> _What is expected_:
A single figure is required: the number of lines below in which the word "chevron" occurs.

> _Supplied data_:
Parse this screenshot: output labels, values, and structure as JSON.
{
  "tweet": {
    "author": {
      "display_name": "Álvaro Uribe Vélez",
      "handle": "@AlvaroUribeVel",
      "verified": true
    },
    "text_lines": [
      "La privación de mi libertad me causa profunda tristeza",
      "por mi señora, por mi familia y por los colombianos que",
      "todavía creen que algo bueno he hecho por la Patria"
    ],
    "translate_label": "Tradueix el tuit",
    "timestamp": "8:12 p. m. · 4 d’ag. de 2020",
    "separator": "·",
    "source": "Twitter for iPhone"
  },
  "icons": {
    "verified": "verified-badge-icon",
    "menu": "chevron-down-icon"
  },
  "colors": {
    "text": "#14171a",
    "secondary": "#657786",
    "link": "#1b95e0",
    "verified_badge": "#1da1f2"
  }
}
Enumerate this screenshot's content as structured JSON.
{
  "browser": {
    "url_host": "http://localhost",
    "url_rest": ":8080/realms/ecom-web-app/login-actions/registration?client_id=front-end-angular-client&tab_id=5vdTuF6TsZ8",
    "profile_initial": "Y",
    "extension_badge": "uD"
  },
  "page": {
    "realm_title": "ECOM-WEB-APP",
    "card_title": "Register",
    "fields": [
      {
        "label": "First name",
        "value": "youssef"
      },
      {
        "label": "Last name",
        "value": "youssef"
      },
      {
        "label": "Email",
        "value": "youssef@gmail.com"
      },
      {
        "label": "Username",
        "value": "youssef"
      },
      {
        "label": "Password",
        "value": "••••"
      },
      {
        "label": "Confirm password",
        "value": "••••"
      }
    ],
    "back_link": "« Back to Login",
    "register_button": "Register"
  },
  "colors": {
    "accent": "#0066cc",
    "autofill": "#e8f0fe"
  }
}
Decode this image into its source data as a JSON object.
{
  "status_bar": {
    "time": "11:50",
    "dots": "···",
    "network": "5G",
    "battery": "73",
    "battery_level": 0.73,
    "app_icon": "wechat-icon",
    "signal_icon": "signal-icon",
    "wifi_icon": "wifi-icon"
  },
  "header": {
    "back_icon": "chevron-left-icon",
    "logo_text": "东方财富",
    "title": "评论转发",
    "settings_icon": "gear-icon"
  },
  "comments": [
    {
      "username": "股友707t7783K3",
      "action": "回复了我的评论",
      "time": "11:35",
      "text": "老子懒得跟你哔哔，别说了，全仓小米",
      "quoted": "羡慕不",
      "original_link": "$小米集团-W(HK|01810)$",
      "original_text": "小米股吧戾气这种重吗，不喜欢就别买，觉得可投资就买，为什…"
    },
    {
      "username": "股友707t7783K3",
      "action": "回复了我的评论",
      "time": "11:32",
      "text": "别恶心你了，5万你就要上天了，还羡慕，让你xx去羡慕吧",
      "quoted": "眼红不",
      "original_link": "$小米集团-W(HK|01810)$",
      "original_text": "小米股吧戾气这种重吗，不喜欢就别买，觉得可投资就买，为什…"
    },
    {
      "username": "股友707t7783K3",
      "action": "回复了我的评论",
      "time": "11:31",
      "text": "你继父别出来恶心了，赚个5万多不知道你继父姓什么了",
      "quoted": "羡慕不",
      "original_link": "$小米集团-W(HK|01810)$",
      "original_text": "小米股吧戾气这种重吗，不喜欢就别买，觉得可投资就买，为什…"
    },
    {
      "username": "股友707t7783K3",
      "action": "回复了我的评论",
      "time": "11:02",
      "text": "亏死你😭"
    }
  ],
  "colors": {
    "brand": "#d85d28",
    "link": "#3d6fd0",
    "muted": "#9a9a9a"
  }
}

> _Written response_:
2